In Mary Meeker’s just released 2014 “Internet Trends” report, there is a very interesting trend which I do not recall seeing in her previous reports.
From 2005-2014, over a period of 10 years – a decade of significant growth of manufacturing offshore outsourcing, although there is a small shift back towards domestic with the improvements in robotics – one major element’s manufacture, perhaps the most important one, is now almost completely domestic: mobile operating system.
In 2005, 5% of mobile operating systems were “Made in the USA.” Android and iOS simply did not exist, Blackberry, although made in Canada, was still fairly small, and Nokia’s Symbian ruled. Fast forward to 2013, Symbian is basically gone, Blackberry is tiny, and Android and iOS, along with minor player Windows Phone, have 97% market share. Additionally, from an absolute numbers perspective, that market has grown dramatically. According to the ITU, in 2005, there were ~2BN cellular phone subscriptions; by 2013 there were 6.8BN.
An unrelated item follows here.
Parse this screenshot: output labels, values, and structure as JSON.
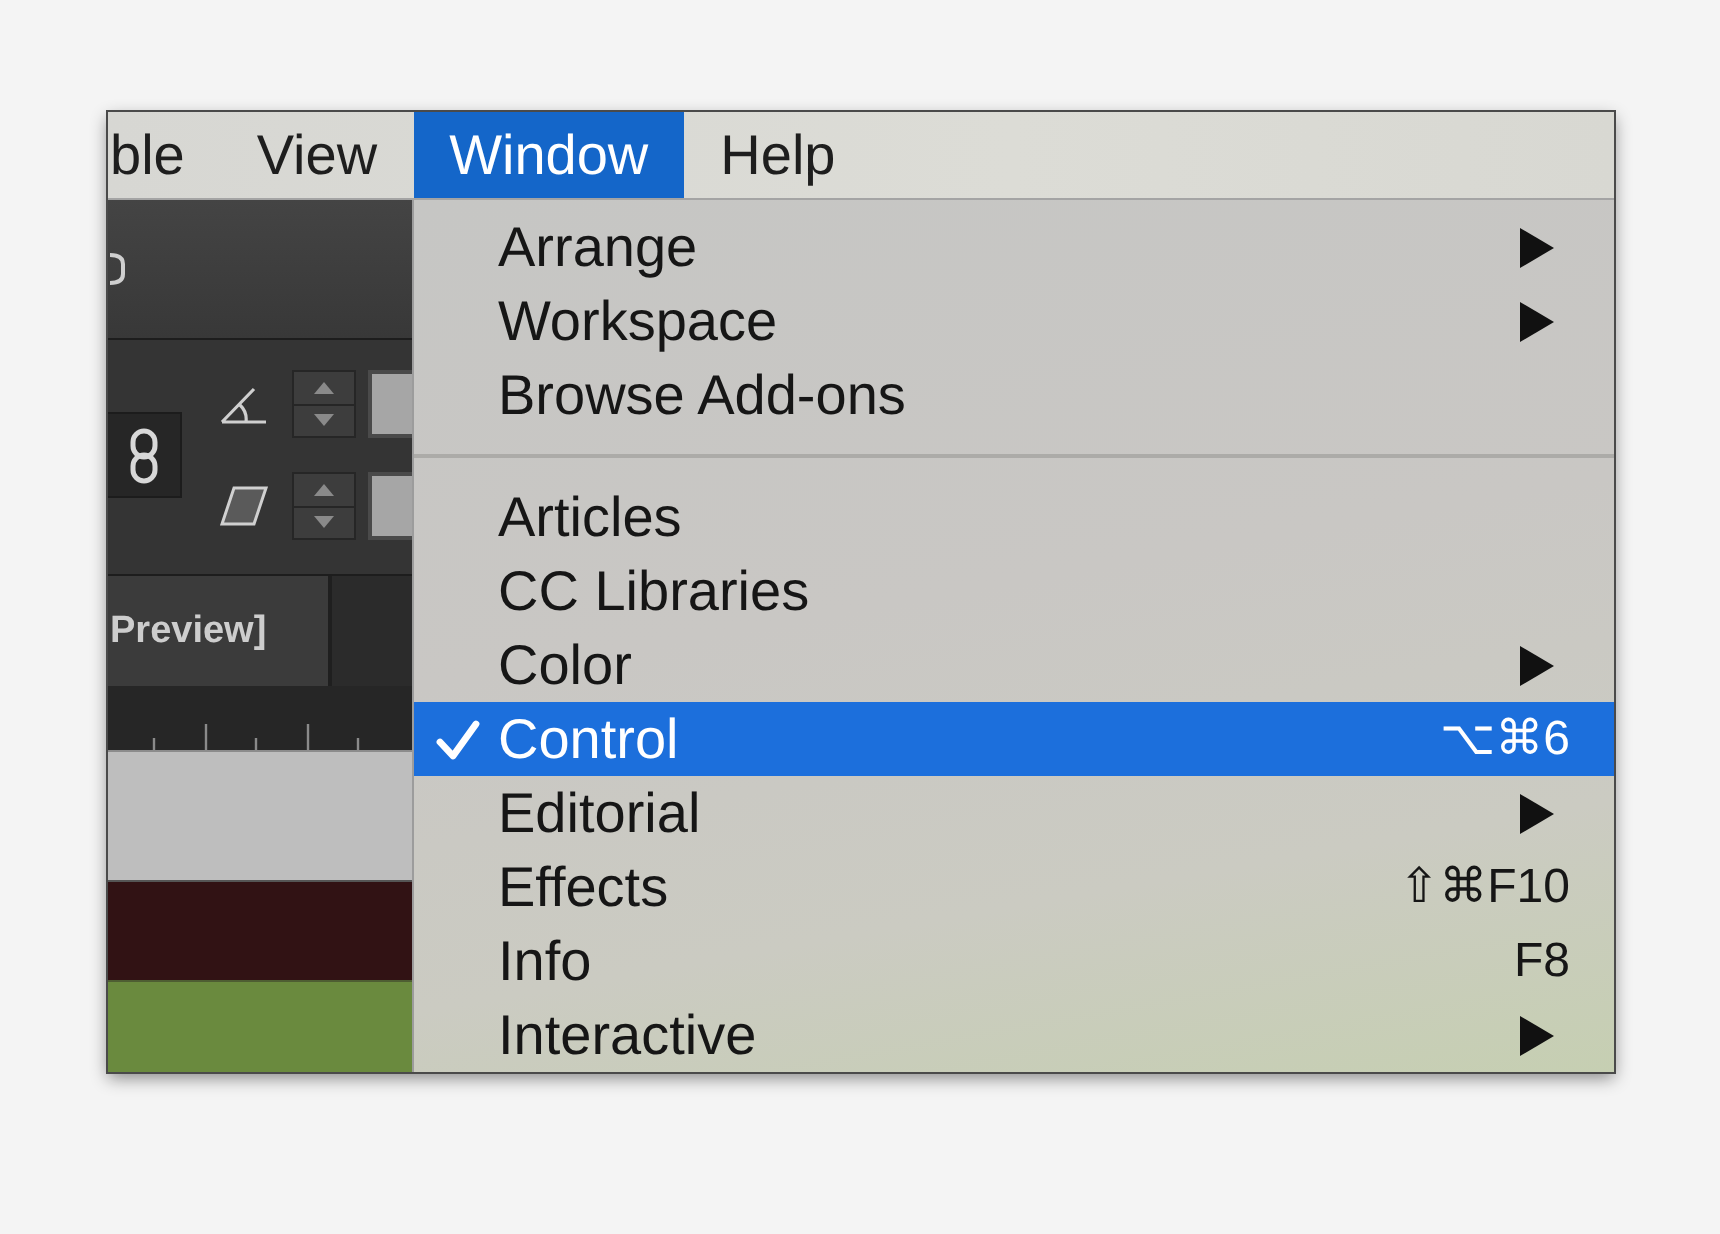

This should not be surprising. The advent of a two solid mobile operating systems that consumers want to use not only has taken market share from Symbian, it has grown the market by a factor of 3.4!
Despite the offshore manufacturing of the hardware, the hearts of these devices are the OS. Apple’s phone specifications may be better than most Android options, although the gap is closing quickly, but consumers are really paying for the Apple software and the ecosystem around it: App Store apps, iTunes music and movies, iMessage + FaceTime, iCloud. I do not know if these will be sufficient to maintain Apple’s hold on the market, and its premium prices, but this is what people pay for today.
The software is the heart of the mobile experience, and the software is American-dominated.
How did it happen? And will it last?
Countries with smaller populations, manufacturing infrastructure, and technology history have always loved software. It is cheap to build, requires smaller teams of more ingenious people, and has a marginal cost of zero. The Finnish with Nokia, Israelis with Waze and ICQ and many other software inventions, the list goes on. In the end, however, it is the combination of competitive pressures with a large, diverse and demanding customer base that lead to great software.
The software team at Apple and the Rubin/Miner team at Android both dealt with large domestic and diverse markets, great vision, and competitive pressures; the Nokia team, by contrast, felt comfortable in its bubble.
Will it last? Certainly for some period of time. The open nature of Android makes it easier and cheaper to adopt for other variants than building your own; see Amazon Kindle. The innovative US tech sector owned desktop OS for a long time, ceded ground on mobile, and then took it back with a vengeance in less than 10 years.